In the late 19th and early 20th centuries, a new type of capitalism emerged. It differed from the traditional personal capitalism in that basic decisions concerning the production and distribution of goods and services were made by teams, or hierarchies, of salaried managers who had little or no equity ownership in the enterprises they operated." p. 131

This was brought about by the industrial revolution and the invention of the railroad and communication technologies. The first managers arose out of the railroad and telegraph businesses. The manager ranks grew with the proliferation of mass production.

This paper is a comparison of large industrial firms in the US, Germany, and Japan.

Managing the flow of inputs and outputs in large manufacturing firms requires hierarchies. Only when mass production and economies of scale become important did managerial hierarchies become prominent. The firms who established economies of scale early tend to be the most dominant and persistent. The firm's organizations grew as they expanded their size, reach, and extent of vertical and horizonal integration. They often expanded when their distributors lacked the incentive or technology to market, sell, and service mass produced goods, and so firms moved into retail, distribution, and raw material supply.

This did not happen in industries where technology didn't have a high minimum efficient scale, were coordination was not complex, and where mass distribution didn't require specialized skills and facilities. There was no incentive to forward integration. In these instances often mass retailers took over the final role.

Comparing developments in the three countries, we see that:

United States

See above

 

UK

Owners retained control longer in the UK. Initially they had less incentive in the smaller country to exploit economices of scale, and as a result suffered from foreign dominance of certain markets in their own country. As a result the British economy failed to reap much of the benefit of the 2nd industrial revolution due to their family-style capitalism. After WWII more firms began to mimic the American style hierarchical structures.

Germany.

The Germans were big into complex machinery and chemicals, and those firms had large managing hierarchies and overseas marketing groups. They focused on these markets because early on they didn't have the internal consumer market like the US and UK. Their strength lied in science-based industries where their educational system had an edge.

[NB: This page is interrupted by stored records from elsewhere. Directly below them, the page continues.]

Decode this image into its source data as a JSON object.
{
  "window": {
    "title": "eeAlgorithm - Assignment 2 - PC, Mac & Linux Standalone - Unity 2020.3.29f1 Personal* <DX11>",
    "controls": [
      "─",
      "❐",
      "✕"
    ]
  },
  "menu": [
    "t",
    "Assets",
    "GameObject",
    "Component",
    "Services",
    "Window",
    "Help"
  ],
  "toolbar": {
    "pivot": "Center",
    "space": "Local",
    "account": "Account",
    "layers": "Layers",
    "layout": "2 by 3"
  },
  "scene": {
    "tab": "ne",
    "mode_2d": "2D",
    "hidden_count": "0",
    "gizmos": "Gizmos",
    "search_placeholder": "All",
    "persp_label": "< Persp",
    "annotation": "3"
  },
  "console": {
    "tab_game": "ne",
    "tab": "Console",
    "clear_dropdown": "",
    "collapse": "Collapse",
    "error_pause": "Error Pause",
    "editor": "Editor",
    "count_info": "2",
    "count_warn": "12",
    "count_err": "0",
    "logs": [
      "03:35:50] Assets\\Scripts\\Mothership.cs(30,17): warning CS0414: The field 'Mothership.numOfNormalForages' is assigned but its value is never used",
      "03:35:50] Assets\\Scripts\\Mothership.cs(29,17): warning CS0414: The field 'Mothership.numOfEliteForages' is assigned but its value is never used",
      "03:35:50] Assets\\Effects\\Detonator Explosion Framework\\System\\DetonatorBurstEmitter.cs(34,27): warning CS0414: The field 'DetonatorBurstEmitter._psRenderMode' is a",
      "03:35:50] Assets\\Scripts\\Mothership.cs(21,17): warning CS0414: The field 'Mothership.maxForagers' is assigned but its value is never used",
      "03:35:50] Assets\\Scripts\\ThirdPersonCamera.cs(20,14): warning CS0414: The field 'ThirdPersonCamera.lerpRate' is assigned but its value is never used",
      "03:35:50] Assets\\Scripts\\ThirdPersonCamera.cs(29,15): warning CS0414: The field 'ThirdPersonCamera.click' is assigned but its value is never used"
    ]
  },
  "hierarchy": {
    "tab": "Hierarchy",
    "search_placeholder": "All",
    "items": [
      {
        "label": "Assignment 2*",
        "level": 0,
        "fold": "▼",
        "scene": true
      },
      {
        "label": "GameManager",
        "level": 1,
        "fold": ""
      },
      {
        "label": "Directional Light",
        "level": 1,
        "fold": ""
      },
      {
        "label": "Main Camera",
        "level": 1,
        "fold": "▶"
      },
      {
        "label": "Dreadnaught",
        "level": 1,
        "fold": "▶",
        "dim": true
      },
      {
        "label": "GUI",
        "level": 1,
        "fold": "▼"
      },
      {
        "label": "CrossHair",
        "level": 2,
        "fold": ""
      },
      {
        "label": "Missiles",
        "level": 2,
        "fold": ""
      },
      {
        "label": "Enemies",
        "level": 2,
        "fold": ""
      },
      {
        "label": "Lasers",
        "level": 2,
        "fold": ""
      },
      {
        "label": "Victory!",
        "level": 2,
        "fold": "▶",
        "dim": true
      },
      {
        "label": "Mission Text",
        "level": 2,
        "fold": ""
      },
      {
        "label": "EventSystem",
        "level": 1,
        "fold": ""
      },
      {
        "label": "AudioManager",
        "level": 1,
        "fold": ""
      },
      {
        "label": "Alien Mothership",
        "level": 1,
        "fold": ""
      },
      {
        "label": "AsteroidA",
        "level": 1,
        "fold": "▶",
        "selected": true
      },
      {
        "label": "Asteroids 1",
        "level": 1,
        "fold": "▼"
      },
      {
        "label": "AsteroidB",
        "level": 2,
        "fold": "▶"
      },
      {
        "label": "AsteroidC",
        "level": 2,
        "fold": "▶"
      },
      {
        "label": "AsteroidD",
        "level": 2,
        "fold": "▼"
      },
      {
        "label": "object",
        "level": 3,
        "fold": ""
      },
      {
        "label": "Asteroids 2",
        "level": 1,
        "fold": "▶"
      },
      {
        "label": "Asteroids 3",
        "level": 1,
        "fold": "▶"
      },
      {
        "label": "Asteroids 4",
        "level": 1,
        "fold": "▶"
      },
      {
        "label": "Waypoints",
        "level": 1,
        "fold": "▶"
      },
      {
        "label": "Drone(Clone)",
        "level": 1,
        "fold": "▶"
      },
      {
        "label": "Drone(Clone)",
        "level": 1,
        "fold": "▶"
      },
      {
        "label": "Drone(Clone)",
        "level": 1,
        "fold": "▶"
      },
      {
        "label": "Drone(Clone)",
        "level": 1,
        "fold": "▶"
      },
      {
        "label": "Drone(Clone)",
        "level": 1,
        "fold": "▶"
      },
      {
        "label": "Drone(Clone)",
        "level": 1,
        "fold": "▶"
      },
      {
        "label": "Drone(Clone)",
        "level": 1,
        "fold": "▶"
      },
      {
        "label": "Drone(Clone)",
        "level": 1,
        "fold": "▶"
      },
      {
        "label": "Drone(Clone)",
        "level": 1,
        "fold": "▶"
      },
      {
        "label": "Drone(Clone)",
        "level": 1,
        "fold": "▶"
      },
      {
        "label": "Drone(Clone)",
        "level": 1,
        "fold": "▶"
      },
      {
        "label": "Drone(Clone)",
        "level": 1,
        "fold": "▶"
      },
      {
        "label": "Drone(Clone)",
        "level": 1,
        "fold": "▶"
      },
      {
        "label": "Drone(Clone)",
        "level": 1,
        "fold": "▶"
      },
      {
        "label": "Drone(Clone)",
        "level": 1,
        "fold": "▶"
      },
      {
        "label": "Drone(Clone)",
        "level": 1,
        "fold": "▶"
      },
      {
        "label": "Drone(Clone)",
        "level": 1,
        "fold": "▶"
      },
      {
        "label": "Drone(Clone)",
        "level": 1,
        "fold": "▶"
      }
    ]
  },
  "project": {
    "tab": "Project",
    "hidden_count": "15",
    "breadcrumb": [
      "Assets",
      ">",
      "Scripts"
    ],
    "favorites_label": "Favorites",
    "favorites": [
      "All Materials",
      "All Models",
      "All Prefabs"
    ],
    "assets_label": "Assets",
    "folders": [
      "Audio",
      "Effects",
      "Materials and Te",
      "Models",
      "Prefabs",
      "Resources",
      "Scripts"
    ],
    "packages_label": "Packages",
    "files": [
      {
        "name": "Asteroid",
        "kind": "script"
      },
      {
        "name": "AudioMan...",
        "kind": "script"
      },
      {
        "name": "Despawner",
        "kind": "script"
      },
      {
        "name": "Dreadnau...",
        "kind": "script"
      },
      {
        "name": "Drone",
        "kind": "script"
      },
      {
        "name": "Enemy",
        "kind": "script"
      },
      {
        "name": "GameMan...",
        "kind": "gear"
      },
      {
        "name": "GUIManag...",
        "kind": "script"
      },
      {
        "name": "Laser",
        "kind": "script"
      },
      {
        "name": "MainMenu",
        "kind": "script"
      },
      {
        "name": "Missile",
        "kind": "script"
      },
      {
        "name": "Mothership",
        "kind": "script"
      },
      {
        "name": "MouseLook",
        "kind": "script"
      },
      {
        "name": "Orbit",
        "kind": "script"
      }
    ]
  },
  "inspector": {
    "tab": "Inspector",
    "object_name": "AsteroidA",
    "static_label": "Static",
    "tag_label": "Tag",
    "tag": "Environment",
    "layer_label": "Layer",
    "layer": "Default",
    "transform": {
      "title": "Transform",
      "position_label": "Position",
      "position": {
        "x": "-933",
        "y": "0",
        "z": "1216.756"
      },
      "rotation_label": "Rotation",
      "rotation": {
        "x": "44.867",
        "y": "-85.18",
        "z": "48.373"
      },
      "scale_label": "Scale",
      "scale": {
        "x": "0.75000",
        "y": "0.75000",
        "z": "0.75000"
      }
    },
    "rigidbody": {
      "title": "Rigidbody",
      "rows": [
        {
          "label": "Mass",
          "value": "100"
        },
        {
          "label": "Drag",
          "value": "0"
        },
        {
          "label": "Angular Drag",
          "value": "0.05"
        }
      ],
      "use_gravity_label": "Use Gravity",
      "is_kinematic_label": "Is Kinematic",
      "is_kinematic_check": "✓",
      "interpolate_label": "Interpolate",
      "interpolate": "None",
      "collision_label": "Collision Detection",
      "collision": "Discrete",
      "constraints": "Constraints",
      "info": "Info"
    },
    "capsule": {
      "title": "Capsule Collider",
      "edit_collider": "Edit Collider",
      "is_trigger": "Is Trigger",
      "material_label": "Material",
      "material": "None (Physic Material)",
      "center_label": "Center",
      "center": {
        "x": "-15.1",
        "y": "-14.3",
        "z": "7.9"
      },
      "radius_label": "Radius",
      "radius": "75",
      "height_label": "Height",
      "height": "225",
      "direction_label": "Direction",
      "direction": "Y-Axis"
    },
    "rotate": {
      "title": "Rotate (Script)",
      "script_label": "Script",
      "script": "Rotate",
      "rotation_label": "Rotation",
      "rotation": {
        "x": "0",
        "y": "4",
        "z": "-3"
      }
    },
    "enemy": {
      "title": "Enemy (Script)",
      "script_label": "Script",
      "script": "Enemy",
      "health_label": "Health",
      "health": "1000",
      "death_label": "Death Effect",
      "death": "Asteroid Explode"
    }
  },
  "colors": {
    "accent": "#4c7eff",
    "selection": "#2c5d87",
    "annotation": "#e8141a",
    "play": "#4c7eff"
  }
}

Japan

Japan's system developed mostly after WWII.

Conclusion

Over time there has been a convergence between countries toward managerial capitalism.